In the words of the Supreme Court, the parties’ dispute “is manifestly susceptible of judicial determination. It calls, not for an advisory opinion upon a hypothetical basis, but for an adjudication of present right upon established facts.” Id. at 242.
Being a patient negotiator doesn't let a patent owner keep pounding regardless of what the other party wants, which most often is getting on with business, and quick resolution if so required.
In so holding, we reject Guardian’s suggestion that there can be no jurisdiction in the courts because it was at all times willing to negotiate a “business resolution” to the dispute. In SanDisk, we recognized that a patentee’s apparent continued willingness to engage in licensing negotiations does not prevent a plaintiff from maintaining a declaratory judgment suit. 480 F.3d at 1382. Accordingly, even if the parties’ interactions in this case could be characterized as “negotiations,” Sony was within its rights to terminate them when it determined that further negotiations would be unproductive. Id. Although Guardian may have wanted to negotiate with Sony, Sony was not required to negotiate with Guardian.

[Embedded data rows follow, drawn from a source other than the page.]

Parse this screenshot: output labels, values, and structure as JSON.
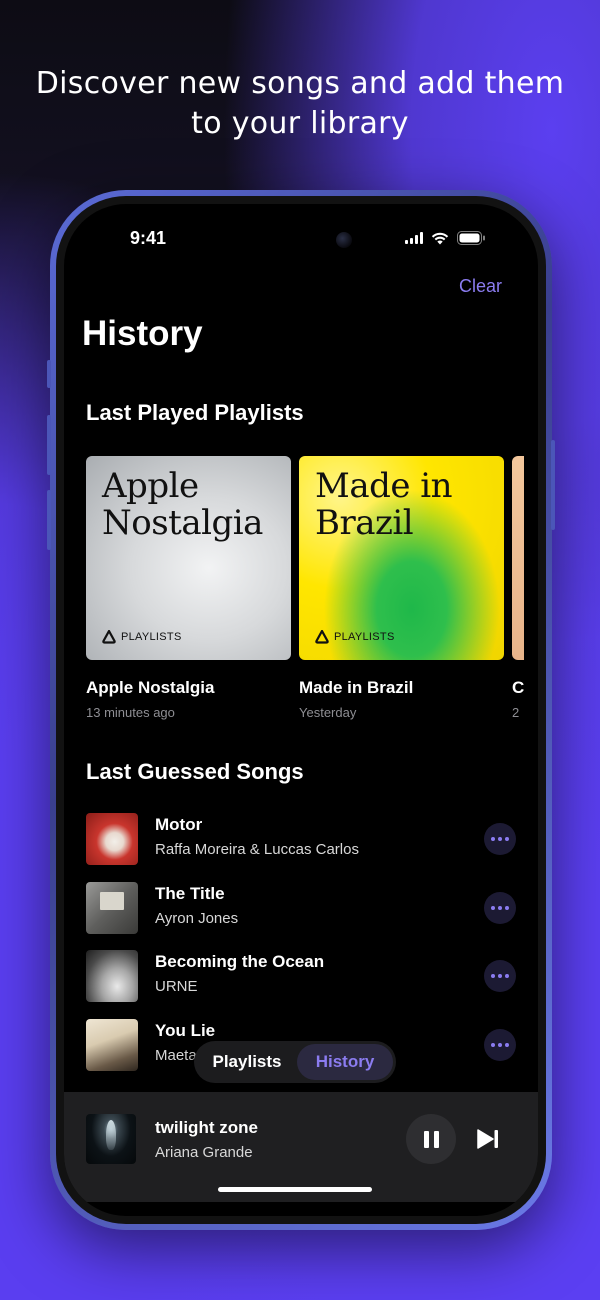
{
  "headline": {
    "line1": "Discover new songs and add them",
    "line2": "to your library"
  },
  "status_bar": {
    "time": "9:41",
    "icons": [
      "signal-icon",
      "wifi-icon",
      "battery-icon"
    ]
  },
  "header": {
    "clear_label": "Clear",
    "title": "History"
  },
  "playlists_section": {
    "title": "Last Played Playlists",
    "items": [
      {
        "art_title": "Apple Nostalgia",
        "art_line1": "Apple",
        "art_line2": "Nostalgia",
        "badge": "PLAYLISTS",
        "name": "Apple Nostalgia",
        "time": "13 minutes ago"
      },
      {
        "art_title": "Made in Brazil",
        "art_line1": "Made in",
        "art_line2": "Brazil",
        "badge": "PLAYLISTS",
        "name": "Made in Brazil",
        "time": "Yesterday"
      },
      {
        "name": "C",
        "time": "2"
      }
    ]
  },
  "songs_section": {
    "title": "Last Guessed Songs",
    "items": [
      {
        "title": "Motor",
        "artist": "Raffa Moreira & Luccas Carlos"
      },
      {
        "title": "The Title",
        "artist": "Ayron Jones"
      },
      {
        "title": "Becoming the Ocean",
        "artist": "URNE"
      },
      {
        "title": "You Lie",
        "artist": "Maeta"
      }
    ]
  },
  "tabs": {
    "playlists_label": "Playlists",
    "history_label": "History",
    "selected": "History"
  },
  "now_playing": {
    "title": "twilight zone",
    "artist": "Ariana Grande"
  },
  "colors": {
    "accent": "#8b7cf0",
    "background_purple": "#5a3ef0"
  }
}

In short, because Guardian asserts that it is owed royalties based on specific past and ongoing activities by Sony, and because Sony contends that it has a right to engage in those activities without a license, there is an actual controversy between the parties within the meaning of the Declaratory Judgment Act. See id. at 1381 (“[At least] where a patentee asserts rights under a patent based on certain identified ongoing or planned activity of another party, and where that party contends that it has the right to engage in the accused activity without license, an Article III case or controversy will arise and the party need not risk a suit for infringement by engaging in the identified activity before seeking a declaration of its legal rights.”). The district court, therefore, erred in dismissing Sony’s complaint for lack of subject matter jurisdiction.
As went Sony, so the others.
Vacated and remanded.